• Data:
=== Section Start ===

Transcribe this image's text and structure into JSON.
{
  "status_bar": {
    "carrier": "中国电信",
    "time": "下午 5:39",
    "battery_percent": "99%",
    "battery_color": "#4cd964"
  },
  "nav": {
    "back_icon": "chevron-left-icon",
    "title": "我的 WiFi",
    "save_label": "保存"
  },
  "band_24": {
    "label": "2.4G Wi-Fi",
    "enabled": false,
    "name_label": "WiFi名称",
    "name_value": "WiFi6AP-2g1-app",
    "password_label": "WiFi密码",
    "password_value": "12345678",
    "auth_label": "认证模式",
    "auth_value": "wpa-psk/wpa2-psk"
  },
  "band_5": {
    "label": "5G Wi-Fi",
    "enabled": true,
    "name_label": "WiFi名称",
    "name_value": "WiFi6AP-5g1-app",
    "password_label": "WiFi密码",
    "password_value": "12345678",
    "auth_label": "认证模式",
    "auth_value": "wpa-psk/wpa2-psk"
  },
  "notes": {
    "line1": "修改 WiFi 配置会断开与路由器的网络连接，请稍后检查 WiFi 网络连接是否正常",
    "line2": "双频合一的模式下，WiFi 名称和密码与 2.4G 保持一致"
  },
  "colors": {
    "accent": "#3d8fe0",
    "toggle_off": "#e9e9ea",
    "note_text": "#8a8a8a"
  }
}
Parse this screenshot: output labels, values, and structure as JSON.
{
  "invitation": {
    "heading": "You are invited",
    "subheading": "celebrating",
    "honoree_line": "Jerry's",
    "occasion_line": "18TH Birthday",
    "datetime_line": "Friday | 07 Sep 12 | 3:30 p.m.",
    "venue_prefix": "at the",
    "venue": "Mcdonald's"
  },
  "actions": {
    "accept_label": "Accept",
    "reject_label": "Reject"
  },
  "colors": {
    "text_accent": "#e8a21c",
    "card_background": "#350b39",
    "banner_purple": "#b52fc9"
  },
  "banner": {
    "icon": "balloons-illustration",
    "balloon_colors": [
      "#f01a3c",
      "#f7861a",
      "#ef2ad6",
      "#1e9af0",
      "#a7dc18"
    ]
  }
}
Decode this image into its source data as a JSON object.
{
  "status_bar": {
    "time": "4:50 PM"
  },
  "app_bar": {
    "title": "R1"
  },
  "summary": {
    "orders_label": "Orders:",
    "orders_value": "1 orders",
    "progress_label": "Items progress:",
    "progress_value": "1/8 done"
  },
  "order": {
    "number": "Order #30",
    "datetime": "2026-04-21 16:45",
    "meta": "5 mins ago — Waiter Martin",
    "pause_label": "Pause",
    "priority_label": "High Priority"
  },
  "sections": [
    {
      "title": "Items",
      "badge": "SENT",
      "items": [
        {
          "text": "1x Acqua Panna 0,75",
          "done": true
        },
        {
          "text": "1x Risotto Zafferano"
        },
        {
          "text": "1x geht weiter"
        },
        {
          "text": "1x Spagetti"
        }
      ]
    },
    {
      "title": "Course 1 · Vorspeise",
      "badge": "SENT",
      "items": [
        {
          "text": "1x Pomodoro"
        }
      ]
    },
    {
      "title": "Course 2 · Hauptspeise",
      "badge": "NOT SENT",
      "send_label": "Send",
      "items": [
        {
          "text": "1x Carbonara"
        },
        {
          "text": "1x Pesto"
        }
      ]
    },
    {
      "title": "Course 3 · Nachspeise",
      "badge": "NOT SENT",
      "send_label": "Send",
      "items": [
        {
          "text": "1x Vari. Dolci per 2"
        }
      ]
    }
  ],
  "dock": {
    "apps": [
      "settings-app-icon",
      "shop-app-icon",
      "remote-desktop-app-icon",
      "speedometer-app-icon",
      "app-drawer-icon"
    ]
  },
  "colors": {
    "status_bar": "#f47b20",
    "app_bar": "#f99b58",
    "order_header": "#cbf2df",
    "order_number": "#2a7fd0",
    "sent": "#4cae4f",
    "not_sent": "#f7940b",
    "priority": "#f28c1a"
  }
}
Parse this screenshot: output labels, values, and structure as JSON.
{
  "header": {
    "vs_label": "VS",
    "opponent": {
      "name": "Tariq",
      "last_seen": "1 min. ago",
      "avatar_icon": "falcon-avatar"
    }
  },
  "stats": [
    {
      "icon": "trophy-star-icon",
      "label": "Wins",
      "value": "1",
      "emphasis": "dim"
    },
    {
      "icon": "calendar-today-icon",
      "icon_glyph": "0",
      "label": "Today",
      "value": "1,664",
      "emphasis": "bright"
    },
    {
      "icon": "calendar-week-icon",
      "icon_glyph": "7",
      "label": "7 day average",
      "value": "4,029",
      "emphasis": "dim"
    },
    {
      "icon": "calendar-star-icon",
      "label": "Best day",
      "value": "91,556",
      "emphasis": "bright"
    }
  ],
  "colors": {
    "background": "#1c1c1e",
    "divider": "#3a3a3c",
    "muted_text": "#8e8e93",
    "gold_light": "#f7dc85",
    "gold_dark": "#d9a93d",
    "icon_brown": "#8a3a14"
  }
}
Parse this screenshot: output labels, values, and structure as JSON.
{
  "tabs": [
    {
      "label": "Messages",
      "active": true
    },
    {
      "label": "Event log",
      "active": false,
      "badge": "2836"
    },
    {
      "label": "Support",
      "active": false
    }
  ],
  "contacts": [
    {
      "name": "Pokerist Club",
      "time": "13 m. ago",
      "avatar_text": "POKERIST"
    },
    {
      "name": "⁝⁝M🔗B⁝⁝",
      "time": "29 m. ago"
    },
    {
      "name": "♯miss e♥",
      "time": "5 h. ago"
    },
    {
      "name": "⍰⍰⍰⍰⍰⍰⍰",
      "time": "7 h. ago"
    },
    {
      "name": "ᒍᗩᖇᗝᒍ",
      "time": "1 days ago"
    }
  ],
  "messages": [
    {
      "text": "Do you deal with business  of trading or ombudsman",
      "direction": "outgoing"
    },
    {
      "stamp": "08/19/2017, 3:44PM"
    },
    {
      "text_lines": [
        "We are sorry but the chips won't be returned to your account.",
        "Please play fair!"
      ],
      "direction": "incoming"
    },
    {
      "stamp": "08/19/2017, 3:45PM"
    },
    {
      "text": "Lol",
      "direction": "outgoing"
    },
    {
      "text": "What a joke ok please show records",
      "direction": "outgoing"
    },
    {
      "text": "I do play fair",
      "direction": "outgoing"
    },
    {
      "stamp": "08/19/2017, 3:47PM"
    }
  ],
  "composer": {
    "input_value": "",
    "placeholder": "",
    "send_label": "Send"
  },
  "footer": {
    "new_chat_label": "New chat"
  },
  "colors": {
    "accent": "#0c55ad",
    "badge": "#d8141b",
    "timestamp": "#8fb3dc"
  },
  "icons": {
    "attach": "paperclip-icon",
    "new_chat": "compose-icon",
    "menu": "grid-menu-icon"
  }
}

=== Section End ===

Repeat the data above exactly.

Transcribe this image's text and structure into JSON.
{
  "status_bar": {
    "carrier": "中国电信",
    "time": "下午 5:39",
    "battery_percent": "99%",
    "battery_color": "#4cd964"
  },
  "nav": {
    "back_icon": "chevron-left-icon",
    "title": "我的 WiFi",
    "save_label": "保存"
  },
  "band_24": {
    "label": "2.4G Wi-Fi",
    "enabled": false,
    "name_label": "WiFi名称",
    "name_value": "WiFi6AP-2g1-app",
    "password_label": "WiFi密码",
    "password_value": "12345678",
    "auth_label": "认证模式",
    "auth_value": "wpa-psk/wpa2-psk"
  },
  "band_5": {
    "label": "5G Wi-Fi",
    "enabled": true,
    "name_label": "WiFi名称",
    "name_value": "WiFi6AP-5g1-app",
    "password_label": "WiFi密码",
    "password_value": "12345678",
    "auth_label": "认证模式",
    "auth_value": "wpa-psk/wpa2-psk"
  },
  "notes": {
    "line1": "修改 WiFi 配置会断开与路由器的网络连接，请稍后检查 WiFi 网络连接是否正常",
    "line2": "双频合一的模式下，WiFi 名称和密码与 2.4G 保持一致"
  },
  "colors": {
    "accent": "#3d8fe0",
    "toggle_off": "#e9e9ea",
    "note_text": "#8a8a8a"
  }
}
Parse this screenshot: output labels, values, and structure as JSON.
{
  "invitation": {
    "heading": "You are invited",
    "subheading": "celebrating",
    "honoree_line": "Jerry's",
    "occasion_line": "18TH Birthday",
    "datetime_line": "Friday | 07 Sep 12 | 3:30 p.m.",
    "venue_prefix": "at the",
    "venue": "Mcdonald's"
  },
  "actions": {
    "accept_label": "Accept",
    "reject_label": "Reject"
  },
  "colors": {
    "text_accent": "#e8a21c",
    "card_background": "#350b39",
    "banner_purple": "#b52fc9"
  },
  "banner": {
    "icon": "balloons-illustration",
    "balloon_colors": [
      "#f01a3c",
      "#f7861a",
      "#ef2ad6",
      "#1e9af0",
      "#a7dc18"
    ]
  }
}
Decode this image into its source data as a JSON object.
{
  "status_bar": {
    "time": "4:50 PM"
  },
  "app_bar": {
    "title": "R1"
  },
  "summary": {
    "orders_label": "Orders:",
    "orders_value": "1 orders",
    "progress_label": "Items progress:",
    "progress_value": "1/8 done"
  },
  "order": {
    "number": "Order #30",
    "datetime": "2026-04-21 16:45",
    "meta": "5 mins ago — Waiter Martin",
    "pause_label": "Pause",
    "priority_label": "High Priority"
  },
  "sections": [
    {
      "title": "Items",
      "badge": "SENT",
      "items": [
        {
          "text": "1x Acqua Panna 0,75",
          "done": true
        },
        {
          "text": "1x Risotto Zafferano"
        },
        {
          "text": "1x geht weiter"
        },
        {
          "text": "1x Spagetti"
        }
      ]
    },
    {
      "title": "Course 1 · Vorspeise",
      "badge": "SENT",
      "items": [
        {
          "text": "1x Pomodoro"
        }
      ]
    },
    {
      "title": "Course 2 · Hauptspeise",
      "badge": "NOT SENT",
      "send_label": "Send",
      "items": [
        {
          "text": "1x Carbonara"
        },
        {
          "text": "1x Pesto"
        }
      ]
    },
    {
      "title": "Course 3 · Nachspeise",
      "badge": "NOT SENT",
      "send_label": "Send",
      "items": [
        {
          "text": "1x Vari. Dolci per 2"
        }
      ]
    }
  ],
  "dock": {
    "apps": [
      "settings-app-icon",
      "shop-app-icon",
      "remote-desktop-app-icon",
      "speedometer-app-icon",
      "app-drawer-icon"
    ]
  },
  "colors": {
    "status_bar": "#f47b20",
    "app_bar": "#f99b58",
    "order_header": "#cbf2df",
    "order_number": "#2a7fd0",
    "sent": "#4cae4f",
    "not_sent": "#f7940b",
    "priority": "#f28c1a"
  }
}
Parse this screenshot: output labels, values, and structure as JSON.
{
  "header": {
    "vs_label": "VS",
    "opponent": {
      "name": "Tariq",
      "last_seen": "1 min. ago",
      "avatar_icon": "falcon-avatar"
    }
  },
  "stats": [
    {
      "icon": "trophy-star-icon",
      "label": "Wins",
      "value": "1",
      "emphasis": "dim"
    },
    {
      "icon": "calendar-today-icon",
      "icon_glyph": "0",
      "label": "Today",
      "value": "1,664",
      "emphasis": "bright"
    },
    {
      "icon": "calendar-week-icon",
      "icon_glyph": "7",
      "label": "7 day average",
      "value": "4,029",
      "emphasis": "dim"
    },
    {
      "icon": "calendar-star-icon",
      "label": "Best day",
      "value": "91,556",
      "emphasis": "bright"
    }
  ],
  "colors": {
    "background": "#1c1c1e",
    "divider": "#3a3a3c",
    "muted_text": "#8e8e93",
    "gold_light": "#f7dc85",
    "gold_dark": "#d9a93d",
    "icon_brown": "#8a3a14"
  }
}
Parse this screenshot: output labels, values, and structure as JSON.
{
  "tabs": [
    {
      "label": "Messages",
      "active": true
    },
    {
      "label": "Event log",
      "active": false,
      "badge": "2836"
    },
    {
      "label": "Support",
      "active": false
    }
  ],
  "contacts": [
    {
      "name": "Pokerist Club",
      "time": "13 m. ago",
      "avatar_text": "POKERIST"
    },
    {
      "name": "⁝⁝M🔗B⁝⁝",
      "time": "29 m. ago"
    },
    {
      "name": "♯miss e♥",
      "time": "5 h. ago"
    },
    {
      "name": "⍰⍰⍰⍰⍰⍰⍰",
      "time": "7 h. ago"
    },
    {
      "name": "ᒍᗩᖇᗝᒍ",
      "time": "1 days ago"
    }
  ],
  "messages": [
    {
      "text": "Do you deal with business  of trading or ombudsman",
      "direction": "outgoing"
    },
    {
      "stamp": "08/19/2017, 3:44PM"
    },
    {
      "text_lines": [
        "We are sorry but the chips won't be returned to your account.",
        "Please play fair!"
      ],
      "direction": "incoming"
    },
    {
      "stamp": "08/19/2017, 3:45PM"
    },
    {
      "text": "Lol",
      "direction": "outgoing"
    },
    {
      "text": "What a joke ok please show records",
      "direction": "outgoing"
    },
    {
      "text": "I do play fair",
      "direction": "outgoing"
    },
    {
      "stamp": "08/19/2017, 3:47PM"
    }
  ],
  "composer": {
    "input_value": "",
    "placeholder": "",
    "send_label": "Send"
  },
  "footer": {
    "new_chat_label": "New chat"
  },
  "colors": {
    "accent": "#0c55ad",
    "badge": "#d8141b",
    "timestamp": "#8fb3dc"
  },
  "icons": {
    "attach": "paperclip-icon",
    "new_chat": "compose-icon",
    "menu": "grid-menu-icon"
  }
}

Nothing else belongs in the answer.